Specifically, this is a love letter to the Presbytery I serve.
It’s been a rough year and seven months, and it wasn’t a piece of cake even before March 2020. We have been misunderstood and blamed for the sins of Christians who have behaved shamefully. We have often wandered from the way of Jesus. We have lost trust in each other. We have let each other down.
And yet what the average person doesn’t know – because cable TV and social media don’t cover it – are the exquisite expressions of generosity and love that go unseen by the rest of the world. I want to thank you for the countless things I get to see and hear about every day because I’m privileged to serve on your Presbytery Staff.
Thank you to the rural congregations who have sent checks to the church helping the two Afghan men who have found safety in your community after escaping their home country. Thank you to the people who have collected grocery store gift cards for them and driven them around the county so that they could have job interviews and figure out how to get a driver’s license. Thank you for praying for their families back in Kabul and for making preparations to welcome them as soon as they can get here even though their faith and languages are different from our own.
Thank you volunteers who lead Zoom small groups for youth members on random weeknights. We needed more of you than we expected because more youth signed up than expected and you stepped up to ensure that isolated kids found safe spiritual places.
Thank you to the woman who “just wanted to study what the Bible said about racism” and found herself leading an online book group of 25 people from all over the state. I knew you would be fine, even with the cranky ones.
Thank you to the pastors who keep going even when parishioners criticize you for everything from encouraging mask-wearing and vaxxing to opening up the building “too soon.” And thanks especially to brave elders whose first priority was safety for your siblings in Christ as your friends threatened to “leave the church” if you didn’t do what they wanted.
Thank you to churches who’ve found the funds to subscribe to The Bulb so that your neighbors could have free vegetables. Thanks to that little church with 50 members who serves over 300 people every week and figured out a way to distribute milk and meat in addition to fruits and vegetables. You know who you are.

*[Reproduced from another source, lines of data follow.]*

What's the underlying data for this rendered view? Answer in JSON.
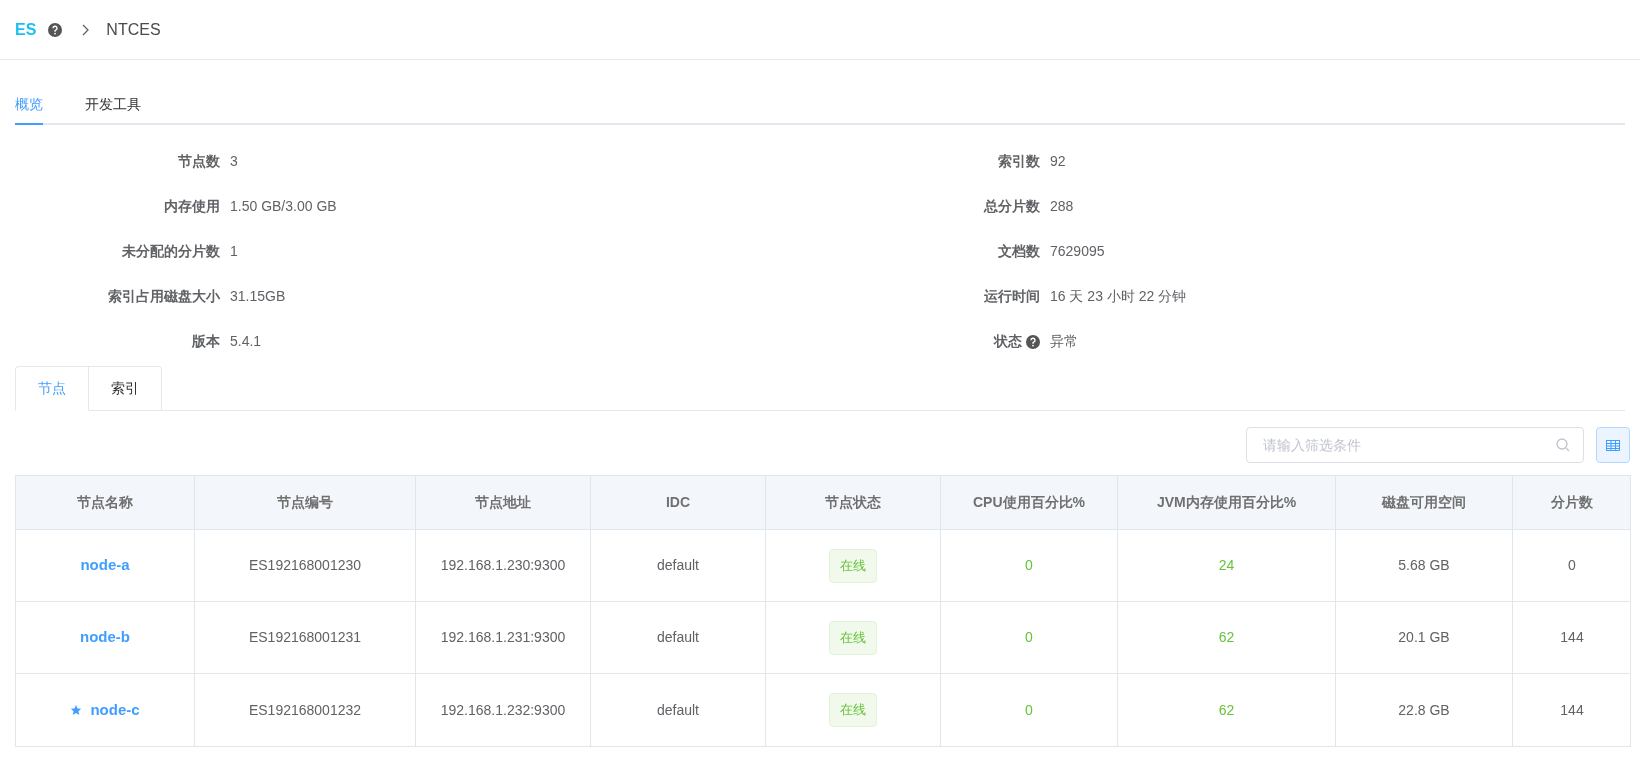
{
  "breadcrumb": {
    "logo": "ES",
    "current": "NTCES"
  },
  "tabs": [
    {
      "label": "概览",
      "selected": true
    },
    {
      "label": "开发工具",
      "selected": false
    }
  ],
  "overview_left": [
    {
      "label": "节点数",
      "value": "3"
    },
    {
      "label": "内存使用",
      "value": "1.50 GB/3.00 GB"
    },
    {
      "label": "未分配的分片数",
      "value": "1"
    },
    {
      "label": "索引占用磁盘大小",
      "value": "31.15GB"
    },
    {
      "label": "版本",
      "value": "5.4.1"
    }
  ],
  "overview_right": [
    {
      "label": "索引数",
      "value": "92",
      "help": false
    },
    {
      "label": "总分片数",
      "value": "288",
      "help": false
    },
    {
      "label": "文档数",
      "value": "7629095",
      "help": false
    },
    {
      "label": "运行时间",
      "value": "16 天 23 小时 22 分钟",
      "help": false
    },
    {
      "label": "状态",
      "value": "异常",
      "help": true
    }
  ],
  "sub_tabs": [
    {
      "label": "节点",
      "selected": true
    },
    {
      "label": "索引",
      "selected": false
    }
  ],
  "search": {
    "placeholder": "请输入筛选条件"
  },
  "table": {
    "columns": [
      "节点名称",
      "节点编号",
      "节点地址",
      "IDC",
      "节点状态",
      "CPU使用百分比%",
      "JVM内存使用百分比%",
      "磁盘可用空间",
      "分片数"
    ],
    "rows": [
      {
        "name": "node-a",
        "master": false,
        "id": "ES192168001230",
        "address": "192.168.1.230:9300",
        "idc": "default",
        "status": {
          "kind": "online",
          "label": "在线"
        },
        "cpu": "0",
        "jvm": "24",
        "disk": "5.68 GB",
        "shards": "0"
      },
      {
        "name": "node-b",
        "master": false,
        "id": "ES192168001231",
        "address": "192.168.1.231:9300",
        "idc": "default",
        "status": {
          "kind": "online",
          "label": "在线"
        },
        "cpu": "0",
        "jvm": "62",
        "disk": "20.1 GB",
        "shards": "144"
      },
      {
        "name": "node-c",
        "master": true,
        "id": "ES192168001232",
        "address": "192.168.1.232:9300",
        "idc": "default",
        "status": {
          "kind": "online",
          "label": "在线"
        },
        "cpu": "0",
        "jvm": "62",
        "disk": "22.8 GB",
        "shards": "144"
      }
    ]
  }
}
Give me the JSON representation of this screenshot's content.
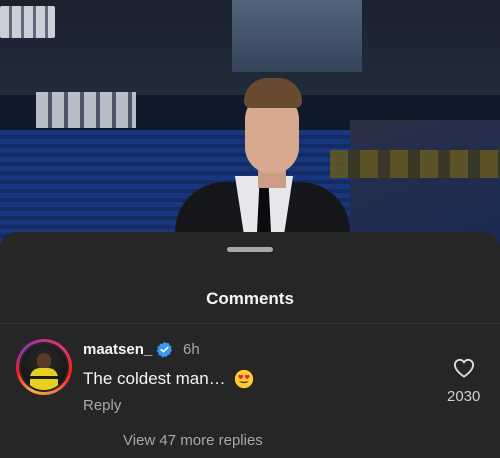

Thank you for the oldest generations in our congregations who have arranged to leave funds to our Presbytery for everything from supplementing the salaries of young pastors to church development grants. To their children: you will never know how much your parents’ legacy has meant to new ministers and congregations in need of technical upgrades, coaching, and mission project support.
Thank you seminarians for pursuing a calling to professional ministry although your parents wanted you to go to business school. You are essential colleagues and we need you.
Thank you to all who pay attention to the disparities in clergy salaries, the not-so-sexy needs in our cities and towns, and the people who are being excluded from the table.
Thank you to the congregations who realize that they don’t have the energy and capacity to be a Church for the next generations. Thank you for allowing yourselves to die so that something new can be resurrected after you are gone.
I have the unique privilege of seeing all these things every day. Yes, there are some discouraging things I also see. There are some heartbreaking things I see. But the overwhelming activity of The Church I serve is life-giving and hopeful and obsessed with serving “the least of these.” Thank you.
May God bless you as we remember this weekend that we are still reforming.
To God be the Glory – Jan